New Glasgow, Nova Scotia
An overnight stay at a doctor’s home landed us in New Glasgow. I had walked the Samson Trail along the river while our traveling party I left sleeping. I didn’t get the name of the river. A Persian cat came to greet me. A dog barked from the distance. A blue jay bird was riled up about something. All seemed natural and almost perfect on this peaceful Sunday morning. Then I met some curious humans when I detoured from the tree lined trail to the small downtown. Three young men pulled over their vehicle.
“Hey, are you a Hare Krishna?”asked the sober driver (the two passengers were juiced).
“Well, as a matter of fact I am.”
“I’ve never seen you in this town before. You should spend some time here and give the Mormons some competition,” he recommended.
“I wouldn’t mind being in your pretty little downtown. You will find some of our monks in Halifax though.”
“Yeah, you guys should do your dancing in these streets here,” he pressed.

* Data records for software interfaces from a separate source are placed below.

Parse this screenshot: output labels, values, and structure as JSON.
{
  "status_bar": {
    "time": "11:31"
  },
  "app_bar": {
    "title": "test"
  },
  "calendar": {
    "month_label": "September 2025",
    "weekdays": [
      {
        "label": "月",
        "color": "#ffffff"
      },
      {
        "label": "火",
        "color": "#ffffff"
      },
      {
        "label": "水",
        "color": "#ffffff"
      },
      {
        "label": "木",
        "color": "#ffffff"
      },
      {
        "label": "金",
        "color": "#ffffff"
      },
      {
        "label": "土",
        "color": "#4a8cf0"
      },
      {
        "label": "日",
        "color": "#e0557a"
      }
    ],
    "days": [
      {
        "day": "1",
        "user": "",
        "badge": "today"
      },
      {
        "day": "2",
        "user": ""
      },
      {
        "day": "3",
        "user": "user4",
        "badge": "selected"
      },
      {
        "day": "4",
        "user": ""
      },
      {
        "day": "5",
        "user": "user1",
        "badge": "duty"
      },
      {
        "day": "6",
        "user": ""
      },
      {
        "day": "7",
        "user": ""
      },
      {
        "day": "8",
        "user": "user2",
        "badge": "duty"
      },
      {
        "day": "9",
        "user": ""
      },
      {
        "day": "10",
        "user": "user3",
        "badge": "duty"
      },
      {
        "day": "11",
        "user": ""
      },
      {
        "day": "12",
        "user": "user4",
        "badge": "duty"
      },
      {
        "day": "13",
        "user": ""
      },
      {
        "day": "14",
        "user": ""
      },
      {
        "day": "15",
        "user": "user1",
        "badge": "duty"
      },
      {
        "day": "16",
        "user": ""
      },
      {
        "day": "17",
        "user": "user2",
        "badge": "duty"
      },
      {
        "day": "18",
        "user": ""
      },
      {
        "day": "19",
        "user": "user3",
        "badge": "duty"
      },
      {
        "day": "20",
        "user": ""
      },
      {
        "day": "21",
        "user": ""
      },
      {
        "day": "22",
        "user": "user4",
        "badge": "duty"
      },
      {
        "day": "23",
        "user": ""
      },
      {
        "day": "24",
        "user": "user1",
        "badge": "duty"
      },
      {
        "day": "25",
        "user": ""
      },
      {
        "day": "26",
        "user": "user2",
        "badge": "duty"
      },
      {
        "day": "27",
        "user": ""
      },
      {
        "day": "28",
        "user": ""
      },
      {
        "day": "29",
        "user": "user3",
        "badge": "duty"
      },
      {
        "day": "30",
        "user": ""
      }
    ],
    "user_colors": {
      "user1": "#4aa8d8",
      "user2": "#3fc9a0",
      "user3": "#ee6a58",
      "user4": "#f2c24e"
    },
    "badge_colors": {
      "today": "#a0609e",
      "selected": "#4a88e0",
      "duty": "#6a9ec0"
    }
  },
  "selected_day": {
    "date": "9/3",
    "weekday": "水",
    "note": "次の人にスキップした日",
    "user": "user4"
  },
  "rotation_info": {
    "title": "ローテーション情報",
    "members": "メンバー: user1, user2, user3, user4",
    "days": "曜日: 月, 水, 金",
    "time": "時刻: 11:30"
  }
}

The passengers with their bloodshot, hangover eyes were very much taken by the surreal looking person standing outside their vehicle. It could have been a peak moment for them. Anyways, I was happy to have made new friends.
In the late morning a fine young French Canadian Brahmana, Manu, conducted a fire ceremony in his backyard. The first ever Vaishnava initiation took place in Nova Scotia and for a Nova Scotian. Dustin, 23, is a young Nova Scotian who became a monk donning saffron cloth 2 years ago. The colour of his clothes are the colour of the eyes of the chaps I met earlier. Dustin assisted me so much with my personal needs on the February trip to India. He is a fine young man with good character. He received the name Dhruva (pronounced Dhroova).
Dhruva did a super excellent job play acting in our production “Lonely People”. It was the largest gathering at our Halifax centre yet. The feast the local monks cooked up was par excellence, a five star quality.